WHAT YOU HAVE TO DO
A complete answer lists every line of the entries below where the string "name" appears.

(Web page and app entries)
= Beginning of Section =
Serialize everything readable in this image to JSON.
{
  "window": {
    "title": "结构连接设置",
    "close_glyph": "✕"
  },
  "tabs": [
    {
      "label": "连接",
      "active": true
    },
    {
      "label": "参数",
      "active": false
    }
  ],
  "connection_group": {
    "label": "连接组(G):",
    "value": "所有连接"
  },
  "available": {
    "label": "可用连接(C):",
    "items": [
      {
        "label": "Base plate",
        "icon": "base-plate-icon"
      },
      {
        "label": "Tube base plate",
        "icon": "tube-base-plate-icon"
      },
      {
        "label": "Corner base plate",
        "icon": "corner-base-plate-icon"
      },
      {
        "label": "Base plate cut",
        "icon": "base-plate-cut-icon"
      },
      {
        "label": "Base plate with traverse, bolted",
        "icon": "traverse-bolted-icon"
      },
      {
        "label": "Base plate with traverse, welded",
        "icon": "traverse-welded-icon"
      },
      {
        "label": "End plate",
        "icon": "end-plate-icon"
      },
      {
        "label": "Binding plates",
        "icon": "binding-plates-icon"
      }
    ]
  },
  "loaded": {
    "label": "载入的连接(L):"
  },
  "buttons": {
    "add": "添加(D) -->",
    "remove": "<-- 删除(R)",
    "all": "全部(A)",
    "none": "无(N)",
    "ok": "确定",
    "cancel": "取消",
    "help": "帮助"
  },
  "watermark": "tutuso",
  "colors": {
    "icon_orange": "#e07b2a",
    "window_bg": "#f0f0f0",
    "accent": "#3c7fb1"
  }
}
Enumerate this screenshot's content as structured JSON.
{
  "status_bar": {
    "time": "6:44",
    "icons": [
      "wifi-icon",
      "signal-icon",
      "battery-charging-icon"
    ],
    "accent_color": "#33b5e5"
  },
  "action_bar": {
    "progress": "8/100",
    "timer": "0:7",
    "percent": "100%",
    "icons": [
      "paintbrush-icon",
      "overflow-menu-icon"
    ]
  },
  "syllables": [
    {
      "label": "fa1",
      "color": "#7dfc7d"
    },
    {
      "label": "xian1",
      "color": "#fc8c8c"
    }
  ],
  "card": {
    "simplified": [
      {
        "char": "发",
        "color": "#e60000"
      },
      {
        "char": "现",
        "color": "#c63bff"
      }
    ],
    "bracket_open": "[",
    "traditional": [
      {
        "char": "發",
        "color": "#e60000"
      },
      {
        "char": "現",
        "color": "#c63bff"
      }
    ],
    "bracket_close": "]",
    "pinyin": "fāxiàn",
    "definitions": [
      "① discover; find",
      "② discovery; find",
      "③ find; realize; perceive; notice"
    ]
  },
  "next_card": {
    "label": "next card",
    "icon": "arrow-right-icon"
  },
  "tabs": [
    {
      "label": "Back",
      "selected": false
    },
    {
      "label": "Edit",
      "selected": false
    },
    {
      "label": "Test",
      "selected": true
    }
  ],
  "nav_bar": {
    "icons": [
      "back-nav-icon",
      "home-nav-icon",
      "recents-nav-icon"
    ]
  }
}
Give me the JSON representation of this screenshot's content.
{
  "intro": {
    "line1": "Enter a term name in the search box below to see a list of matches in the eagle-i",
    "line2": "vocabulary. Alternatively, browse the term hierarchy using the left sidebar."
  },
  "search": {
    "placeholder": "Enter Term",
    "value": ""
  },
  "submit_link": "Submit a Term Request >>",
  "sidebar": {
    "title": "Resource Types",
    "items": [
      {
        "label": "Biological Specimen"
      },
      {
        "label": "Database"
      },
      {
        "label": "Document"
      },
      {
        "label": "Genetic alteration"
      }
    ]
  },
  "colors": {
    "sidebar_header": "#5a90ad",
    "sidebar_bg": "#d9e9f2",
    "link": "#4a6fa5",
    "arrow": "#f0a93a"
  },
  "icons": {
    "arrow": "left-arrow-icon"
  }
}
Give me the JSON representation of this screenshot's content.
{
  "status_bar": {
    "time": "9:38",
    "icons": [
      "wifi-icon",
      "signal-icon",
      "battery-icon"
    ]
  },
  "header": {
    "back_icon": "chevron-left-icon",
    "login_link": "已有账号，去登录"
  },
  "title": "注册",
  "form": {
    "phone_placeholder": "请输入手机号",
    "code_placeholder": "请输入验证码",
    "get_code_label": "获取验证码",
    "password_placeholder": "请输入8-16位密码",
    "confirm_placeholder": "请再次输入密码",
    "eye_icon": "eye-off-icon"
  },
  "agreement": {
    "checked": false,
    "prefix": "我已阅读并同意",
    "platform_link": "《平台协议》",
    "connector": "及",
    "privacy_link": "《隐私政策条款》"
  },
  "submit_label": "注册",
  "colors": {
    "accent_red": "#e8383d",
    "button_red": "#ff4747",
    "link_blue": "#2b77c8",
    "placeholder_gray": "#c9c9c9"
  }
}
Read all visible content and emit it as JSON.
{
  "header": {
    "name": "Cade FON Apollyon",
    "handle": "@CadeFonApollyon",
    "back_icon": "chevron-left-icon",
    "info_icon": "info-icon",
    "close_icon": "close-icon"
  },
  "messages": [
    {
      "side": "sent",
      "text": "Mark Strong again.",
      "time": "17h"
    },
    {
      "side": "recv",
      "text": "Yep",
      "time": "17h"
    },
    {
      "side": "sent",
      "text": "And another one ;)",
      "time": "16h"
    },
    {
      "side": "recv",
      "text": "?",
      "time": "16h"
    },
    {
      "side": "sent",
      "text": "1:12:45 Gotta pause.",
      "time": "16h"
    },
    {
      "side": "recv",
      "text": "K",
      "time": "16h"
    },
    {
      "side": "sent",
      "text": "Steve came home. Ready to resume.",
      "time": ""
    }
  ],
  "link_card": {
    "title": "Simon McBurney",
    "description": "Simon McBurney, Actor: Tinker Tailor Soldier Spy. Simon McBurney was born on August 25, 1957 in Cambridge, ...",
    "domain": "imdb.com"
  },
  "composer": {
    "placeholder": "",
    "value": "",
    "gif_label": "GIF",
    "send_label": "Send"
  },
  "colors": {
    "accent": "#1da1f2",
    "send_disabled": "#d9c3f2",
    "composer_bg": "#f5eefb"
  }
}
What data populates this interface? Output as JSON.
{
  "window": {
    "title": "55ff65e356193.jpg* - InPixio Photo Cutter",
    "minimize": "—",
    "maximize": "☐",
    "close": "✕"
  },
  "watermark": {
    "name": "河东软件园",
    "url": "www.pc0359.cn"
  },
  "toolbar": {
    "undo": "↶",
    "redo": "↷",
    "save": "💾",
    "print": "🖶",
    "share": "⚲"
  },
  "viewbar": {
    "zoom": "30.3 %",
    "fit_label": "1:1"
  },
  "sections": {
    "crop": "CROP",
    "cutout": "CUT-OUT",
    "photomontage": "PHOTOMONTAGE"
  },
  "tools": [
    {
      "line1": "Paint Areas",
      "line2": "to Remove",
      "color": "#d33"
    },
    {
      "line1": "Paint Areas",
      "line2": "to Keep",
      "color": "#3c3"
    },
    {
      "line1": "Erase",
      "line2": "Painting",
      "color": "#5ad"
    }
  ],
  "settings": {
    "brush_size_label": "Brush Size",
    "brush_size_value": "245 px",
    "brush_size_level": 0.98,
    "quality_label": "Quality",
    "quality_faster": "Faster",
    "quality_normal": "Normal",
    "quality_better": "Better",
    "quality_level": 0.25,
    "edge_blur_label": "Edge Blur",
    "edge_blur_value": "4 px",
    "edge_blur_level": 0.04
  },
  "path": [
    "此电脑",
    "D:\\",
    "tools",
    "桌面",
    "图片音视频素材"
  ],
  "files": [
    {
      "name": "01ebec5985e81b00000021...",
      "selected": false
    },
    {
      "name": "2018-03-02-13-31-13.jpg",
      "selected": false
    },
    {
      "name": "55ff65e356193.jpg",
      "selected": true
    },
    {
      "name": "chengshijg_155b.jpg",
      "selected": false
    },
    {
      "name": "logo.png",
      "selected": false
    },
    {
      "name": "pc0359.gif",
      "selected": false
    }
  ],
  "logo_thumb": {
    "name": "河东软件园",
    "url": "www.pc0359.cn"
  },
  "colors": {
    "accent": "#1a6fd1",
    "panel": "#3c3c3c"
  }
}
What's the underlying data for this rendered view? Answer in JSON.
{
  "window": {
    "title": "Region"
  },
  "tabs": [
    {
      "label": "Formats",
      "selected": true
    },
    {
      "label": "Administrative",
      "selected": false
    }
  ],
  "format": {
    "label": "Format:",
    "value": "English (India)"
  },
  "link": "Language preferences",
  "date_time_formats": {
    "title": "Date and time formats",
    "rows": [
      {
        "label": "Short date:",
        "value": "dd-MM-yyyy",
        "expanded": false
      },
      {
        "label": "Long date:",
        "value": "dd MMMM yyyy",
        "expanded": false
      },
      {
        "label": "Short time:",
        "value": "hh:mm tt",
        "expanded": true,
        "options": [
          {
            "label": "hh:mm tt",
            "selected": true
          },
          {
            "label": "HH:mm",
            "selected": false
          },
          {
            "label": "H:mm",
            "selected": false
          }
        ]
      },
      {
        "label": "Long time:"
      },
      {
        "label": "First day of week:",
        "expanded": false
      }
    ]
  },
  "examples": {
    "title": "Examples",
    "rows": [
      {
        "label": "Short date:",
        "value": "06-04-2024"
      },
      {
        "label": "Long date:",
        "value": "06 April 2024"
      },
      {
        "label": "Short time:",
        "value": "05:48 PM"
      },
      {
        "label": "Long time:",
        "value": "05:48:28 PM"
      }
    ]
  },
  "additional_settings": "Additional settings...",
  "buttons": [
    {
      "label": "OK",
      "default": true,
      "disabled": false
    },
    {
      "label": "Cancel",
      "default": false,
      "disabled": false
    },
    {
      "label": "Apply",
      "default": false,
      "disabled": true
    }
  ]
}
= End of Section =
RESULT OF THE TASK
    "line1": "Enter a term name in the search box below to see a list of matches in the eagle-i",
    "name": "Cade FON Apollyon",
    "name": "河东软件园",
      "name": "01ebec5985e81b00000021...",
      "name": "2018-03-02-13-31-13.jpg",
      "name": "55ff65e356193.jpg",
      "name": "chengshijg_155b.jpg",
      "name": "logo.png",
      "name": "pc0359.gif",
    "name": "河东软件园",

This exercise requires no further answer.